Throughout the records below, find each line holding "Signal" and copy it.

**TASK DATA:**
========

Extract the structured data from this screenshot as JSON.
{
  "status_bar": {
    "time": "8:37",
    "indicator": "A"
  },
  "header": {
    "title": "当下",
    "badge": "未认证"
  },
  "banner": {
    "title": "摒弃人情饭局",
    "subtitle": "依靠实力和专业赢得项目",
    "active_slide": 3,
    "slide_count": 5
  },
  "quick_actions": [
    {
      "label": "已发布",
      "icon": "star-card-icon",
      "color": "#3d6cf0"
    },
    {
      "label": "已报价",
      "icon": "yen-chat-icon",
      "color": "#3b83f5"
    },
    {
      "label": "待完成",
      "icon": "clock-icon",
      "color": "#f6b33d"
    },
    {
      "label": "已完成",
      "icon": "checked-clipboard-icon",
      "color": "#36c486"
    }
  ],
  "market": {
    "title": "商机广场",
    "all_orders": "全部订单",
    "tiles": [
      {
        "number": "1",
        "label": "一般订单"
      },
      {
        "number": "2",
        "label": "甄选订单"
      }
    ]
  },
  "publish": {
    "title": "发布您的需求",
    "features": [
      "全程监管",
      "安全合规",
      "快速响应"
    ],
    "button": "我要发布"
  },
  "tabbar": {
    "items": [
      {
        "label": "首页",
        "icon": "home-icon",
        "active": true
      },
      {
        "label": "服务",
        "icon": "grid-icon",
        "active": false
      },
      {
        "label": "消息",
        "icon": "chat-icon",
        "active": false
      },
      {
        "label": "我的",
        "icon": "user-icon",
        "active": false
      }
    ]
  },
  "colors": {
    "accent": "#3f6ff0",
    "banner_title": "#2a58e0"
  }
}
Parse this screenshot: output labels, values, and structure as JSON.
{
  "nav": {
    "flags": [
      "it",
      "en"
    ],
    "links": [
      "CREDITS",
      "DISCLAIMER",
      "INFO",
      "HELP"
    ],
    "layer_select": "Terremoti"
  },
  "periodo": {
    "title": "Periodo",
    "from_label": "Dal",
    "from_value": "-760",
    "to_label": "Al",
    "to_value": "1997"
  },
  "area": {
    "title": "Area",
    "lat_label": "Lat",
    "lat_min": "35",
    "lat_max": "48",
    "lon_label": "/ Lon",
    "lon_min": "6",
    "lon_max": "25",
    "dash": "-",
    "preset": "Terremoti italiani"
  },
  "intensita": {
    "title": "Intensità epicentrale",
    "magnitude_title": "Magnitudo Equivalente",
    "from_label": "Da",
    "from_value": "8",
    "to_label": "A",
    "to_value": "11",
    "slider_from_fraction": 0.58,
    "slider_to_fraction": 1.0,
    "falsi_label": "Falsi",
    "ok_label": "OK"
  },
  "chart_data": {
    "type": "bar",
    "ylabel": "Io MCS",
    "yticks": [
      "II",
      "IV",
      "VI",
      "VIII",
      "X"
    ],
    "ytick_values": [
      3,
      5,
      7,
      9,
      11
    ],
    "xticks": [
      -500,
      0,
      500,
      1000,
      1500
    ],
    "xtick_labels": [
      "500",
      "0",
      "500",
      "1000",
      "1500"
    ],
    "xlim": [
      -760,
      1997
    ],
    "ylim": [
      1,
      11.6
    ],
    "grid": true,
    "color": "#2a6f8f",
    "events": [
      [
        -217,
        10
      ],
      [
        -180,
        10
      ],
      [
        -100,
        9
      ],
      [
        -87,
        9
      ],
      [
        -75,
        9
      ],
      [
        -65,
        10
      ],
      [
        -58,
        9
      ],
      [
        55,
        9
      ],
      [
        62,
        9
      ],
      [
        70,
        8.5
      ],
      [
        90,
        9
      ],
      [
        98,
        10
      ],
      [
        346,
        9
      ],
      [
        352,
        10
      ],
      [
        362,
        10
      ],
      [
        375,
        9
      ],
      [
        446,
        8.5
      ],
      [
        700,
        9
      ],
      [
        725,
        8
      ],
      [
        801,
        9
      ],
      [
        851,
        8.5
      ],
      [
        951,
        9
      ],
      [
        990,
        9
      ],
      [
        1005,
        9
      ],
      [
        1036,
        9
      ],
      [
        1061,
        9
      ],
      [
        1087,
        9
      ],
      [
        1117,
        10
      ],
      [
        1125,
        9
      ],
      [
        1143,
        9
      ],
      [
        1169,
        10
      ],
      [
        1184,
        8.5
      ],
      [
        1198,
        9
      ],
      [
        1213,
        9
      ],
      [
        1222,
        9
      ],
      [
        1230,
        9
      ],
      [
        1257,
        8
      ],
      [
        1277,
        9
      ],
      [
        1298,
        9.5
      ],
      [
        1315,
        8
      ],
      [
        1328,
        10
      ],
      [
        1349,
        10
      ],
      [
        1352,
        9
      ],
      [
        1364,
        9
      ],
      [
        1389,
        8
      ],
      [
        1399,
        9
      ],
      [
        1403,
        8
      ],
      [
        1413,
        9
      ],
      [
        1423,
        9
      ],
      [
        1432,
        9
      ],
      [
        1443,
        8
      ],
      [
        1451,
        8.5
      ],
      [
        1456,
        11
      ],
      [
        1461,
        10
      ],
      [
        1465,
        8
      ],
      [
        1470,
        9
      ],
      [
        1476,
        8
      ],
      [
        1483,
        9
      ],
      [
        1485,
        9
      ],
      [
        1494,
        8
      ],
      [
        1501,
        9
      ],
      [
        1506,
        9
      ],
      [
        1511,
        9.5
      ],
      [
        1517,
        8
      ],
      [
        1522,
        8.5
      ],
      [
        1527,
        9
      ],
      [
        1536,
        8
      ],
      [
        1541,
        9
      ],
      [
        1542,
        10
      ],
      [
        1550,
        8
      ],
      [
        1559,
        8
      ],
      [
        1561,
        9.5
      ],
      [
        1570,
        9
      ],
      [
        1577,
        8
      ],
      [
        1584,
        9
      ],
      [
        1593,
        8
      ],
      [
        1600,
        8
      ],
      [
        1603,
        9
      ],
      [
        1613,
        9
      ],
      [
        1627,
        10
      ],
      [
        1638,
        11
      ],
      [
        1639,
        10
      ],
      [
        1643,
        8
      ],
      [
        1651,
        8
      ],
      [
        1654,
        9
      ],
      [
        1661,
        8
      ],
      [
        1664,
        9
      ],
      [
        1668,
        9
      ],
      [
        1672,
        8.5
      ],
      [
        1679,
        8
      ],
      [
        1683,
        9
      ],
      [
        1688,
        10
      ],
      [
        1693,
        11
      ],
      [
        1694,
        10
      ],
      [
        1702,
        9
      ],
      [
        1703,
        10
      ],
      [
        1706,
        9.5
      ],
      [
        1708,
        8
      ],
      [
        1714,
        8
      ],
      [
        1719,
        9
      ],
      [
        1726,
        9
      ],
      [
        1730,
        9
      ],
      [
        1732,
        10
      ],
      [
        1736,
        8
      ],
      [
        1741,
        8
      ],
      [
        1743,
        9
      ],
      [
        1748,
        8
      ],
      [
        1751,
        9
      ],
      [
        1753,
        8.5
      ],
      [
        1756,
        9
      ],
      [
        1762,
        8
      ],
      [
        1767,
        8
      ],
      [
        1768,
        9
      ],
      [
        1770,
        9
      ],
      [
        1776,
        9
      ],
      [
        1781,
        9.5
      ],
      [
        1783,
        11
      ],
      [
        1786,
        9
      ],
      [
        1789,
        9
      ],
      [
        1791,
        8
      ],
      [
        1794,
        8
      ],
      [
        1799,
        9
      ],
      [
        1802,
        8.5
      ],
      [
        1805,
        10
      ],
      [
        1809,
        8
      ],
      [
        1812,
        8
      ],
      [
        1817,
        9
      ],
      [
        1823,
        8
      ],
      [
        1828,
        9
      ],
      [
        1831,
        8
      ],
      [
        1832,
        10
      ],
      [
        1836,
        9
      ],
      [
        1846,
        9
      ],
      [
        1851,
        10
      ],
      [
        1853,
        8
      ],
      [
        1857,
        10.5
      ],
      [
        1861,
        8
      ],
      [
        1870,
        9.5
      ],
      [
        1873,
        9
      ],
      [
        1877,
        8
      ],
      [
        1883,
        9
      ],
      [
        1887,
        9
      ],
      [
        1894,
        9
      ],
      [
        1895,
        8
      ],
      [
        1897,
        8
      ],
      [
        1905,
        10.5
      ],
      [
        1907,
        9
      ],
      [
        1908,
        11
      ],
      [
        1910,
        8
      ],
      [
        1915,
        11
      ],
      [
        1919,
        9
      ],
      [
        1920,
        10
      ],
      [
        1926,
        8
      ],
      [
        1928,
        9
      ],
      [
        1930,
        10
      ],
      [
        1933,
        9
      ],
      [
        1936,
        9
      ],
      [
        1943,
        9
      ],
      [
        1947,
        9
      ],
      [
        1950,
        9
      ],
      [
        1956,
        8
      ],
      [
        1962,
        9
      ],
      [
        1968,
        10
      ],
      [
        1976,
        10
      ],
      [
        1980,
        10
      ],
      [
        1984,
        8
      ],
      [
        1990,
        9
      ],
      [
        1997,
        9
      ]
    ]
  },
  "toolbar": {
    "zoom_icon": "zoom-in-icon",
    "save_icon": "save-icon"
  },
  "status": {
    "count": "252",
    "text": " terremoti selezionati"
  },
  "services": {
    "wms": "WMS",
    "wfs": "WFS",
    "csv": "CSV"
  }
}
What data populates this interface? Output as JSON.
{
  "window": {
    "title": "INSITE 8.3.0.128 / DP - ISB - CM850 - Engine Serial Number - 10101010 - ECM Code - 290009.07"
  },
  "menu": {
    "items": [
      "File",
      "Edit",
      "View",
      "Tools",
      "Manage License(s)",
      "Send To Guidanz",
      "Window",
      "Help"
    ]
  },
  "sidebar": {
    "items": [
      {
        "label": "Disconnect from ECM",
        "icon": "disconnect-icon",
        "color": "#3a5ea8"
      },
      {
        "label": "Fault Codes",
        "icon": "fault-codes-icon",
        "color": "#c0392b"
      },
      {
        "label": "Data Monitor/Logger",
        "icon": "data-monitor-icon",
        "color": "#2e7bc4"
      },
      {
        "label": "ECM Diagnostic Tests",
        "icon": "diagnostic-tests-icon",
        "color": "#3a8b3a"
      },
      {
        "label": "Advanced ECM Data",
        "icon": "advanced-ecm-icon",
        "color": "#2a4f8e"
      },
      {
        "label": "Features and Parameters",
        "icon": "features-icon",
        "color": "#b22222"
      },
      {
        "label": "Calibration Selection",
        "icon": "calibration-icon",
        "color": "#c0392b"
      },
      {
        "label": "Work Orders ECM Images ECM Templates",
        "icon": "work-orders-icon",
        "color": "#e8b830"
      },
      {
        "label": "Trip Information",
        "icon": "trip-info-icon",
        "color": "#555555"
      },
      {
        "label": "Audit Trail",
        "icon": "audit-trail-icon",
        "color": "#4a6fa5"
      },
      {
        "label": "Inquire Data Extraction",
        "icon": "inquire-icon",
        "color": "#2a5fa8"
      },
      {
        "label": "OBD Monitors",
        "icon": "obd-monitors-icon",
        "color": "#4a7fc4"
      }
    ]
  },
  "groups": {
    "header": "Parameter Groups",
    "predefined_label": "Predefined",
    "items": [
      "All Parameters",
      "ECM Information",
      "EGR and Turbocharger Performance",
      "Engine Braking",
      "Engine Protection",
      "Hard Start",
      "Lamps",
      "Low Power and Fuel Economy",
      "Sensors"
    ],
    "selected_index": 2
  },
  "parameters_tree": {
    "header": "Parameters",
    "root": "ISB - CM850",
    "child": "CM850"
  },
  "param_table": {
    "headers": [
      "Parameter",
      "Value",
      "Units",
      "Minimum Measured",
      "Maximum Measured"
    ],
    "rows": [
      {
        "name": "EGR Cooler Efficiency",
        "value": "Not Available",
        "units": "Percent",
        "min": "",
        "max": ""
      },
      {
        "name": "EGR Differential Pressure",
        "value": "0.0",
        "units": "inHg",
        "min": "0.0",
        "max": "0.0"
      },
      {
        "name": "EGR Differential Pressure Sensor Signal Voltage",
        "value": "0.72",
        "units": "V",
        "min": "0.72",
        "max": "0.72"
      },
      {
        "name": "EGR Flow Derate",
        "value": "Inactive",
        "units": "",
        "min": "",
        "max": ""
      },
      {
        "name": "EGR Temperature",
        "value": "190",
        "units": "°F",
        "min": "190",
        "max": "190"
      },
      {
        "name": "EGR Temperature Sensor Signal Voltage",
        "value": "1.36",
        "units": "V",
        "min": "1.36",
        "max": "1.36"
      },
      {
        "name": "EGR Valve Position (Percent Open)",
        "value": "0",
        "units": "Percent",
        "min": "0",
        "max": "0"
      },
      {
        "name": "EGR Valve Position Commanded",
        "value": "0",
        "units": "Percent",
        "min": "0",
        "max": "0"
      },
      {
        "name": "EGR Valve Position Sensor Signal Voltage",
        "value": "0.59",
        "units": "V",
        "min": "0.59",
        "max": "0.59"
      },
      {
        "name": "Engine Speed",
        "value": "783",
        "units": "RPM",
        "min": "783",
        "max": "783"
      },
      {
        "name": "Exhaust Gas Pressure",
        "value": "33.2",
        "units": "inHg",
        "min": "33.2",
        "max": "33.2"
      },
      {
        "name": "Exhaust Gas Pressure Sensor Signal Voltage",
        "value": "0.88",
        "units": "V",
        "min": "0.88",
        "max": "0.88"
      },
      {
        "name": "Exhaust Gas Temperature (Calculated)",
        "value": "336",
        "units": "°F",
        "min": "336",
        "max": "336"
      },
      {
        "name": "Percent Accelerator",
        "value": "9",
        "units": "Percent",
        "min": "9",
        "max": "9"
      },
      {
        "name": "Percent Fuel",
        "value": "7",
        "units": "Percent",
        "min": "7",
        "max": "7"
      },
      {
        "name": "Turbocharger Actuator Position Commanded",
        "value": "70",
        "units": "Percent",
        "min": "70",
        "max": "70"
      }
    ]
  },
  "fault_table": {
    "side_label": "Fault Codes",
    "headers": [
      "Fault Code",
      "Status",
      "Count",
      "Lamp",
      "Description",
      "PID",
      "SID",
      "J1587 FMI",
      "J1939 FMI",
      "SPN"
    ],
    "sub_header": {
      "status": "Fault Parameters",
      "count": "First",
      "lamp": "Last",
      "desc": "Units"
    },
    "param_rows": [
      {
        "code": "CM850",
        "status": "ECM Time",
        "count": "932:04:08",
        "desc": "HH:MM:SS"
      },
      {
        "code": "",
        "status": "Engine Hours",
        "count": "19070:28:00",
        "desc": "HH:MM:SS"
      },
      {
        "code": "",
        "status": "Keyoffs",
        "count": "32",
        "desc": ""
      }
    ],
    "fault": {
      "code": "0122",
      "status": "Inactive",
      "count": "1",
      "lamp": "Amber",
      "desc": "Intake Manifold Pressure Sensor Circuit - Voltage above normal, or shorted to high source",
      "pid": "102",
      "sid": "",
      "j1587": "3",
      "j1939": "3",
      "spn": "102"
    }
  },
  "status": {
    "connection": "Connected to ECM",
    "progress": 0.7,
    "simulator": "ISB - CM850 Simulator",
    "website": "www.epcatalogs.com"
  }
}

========

**RESPONSE TO THIS TASK:**
        "name": "EGR Differential Pressure Sensor Signal Voltage",
        "name": "EGR Temperature Sensor Signal Voltage",
        "name": "EGR Valve Position Sensor Signal Voltage",
        "name": "Exhaust Gas Pressure Sensor Signal Voltage",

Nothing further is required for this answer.